**Work to be completed**
Copy out each line of the material below that holds the string "title".

**Data under study**
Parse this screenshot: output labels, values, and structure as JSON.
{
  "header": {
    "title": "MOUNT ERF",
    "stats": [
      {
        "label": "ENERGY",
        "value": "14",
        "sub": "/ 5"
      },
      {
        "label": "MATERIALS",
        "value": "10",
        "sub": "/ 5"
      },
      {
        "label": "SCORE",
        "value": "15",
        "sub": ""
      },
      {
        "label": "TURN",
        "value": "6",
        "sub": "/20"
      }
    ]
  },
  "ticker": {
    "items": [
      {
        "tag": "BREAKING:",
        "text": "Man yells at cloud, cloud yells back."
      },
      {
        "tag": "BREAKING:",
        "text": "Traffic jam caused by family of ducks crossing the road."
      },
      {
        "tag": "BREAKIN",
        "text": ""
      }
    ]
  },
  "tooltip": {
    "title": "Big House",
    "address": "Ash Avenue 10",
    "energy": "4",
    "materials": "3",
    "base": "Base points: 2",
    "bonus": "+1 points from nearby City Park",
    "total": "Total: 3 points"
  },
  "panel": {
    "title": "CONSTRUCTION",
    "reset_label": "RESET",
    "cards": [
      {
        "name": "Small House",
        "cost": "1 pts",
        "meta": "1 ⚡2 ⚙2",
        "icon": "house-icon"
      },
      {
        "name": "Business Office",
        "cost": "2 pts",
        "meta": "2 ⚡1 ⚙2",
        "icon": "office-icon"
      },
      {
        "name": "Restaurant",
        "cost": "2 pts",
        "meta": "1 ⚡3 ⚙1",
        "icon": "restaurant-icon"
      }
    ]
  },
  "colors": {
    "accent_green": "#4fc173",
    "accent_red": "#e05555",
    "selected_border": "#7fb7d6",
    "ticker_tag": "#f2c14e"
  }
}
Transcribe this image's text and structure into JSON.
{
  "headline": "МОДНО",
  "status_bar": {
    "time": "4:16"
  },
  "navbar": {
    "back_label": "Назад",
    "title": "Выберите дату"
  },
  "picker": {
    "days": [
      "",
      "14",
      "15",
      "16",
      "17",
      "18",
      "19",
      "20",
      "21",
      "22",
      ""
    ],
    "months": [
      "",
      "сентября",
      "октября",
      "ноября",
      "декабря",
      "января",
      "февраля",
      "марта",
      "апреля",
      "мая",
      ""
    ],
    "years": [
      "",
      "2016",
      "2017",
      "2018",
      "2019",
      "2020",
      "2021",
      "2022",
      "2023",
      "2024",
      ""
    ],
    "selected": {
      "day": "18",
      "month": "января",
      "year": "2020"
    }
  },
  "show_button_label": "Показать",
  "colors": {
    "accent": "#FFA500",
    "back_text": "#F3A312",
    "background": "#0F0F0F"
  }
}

**Written response**
    "title": "MOUNT ERF",
    "title": "Big House",
    "title": "CONSTRUCTION",
    "title": "Выберите дату"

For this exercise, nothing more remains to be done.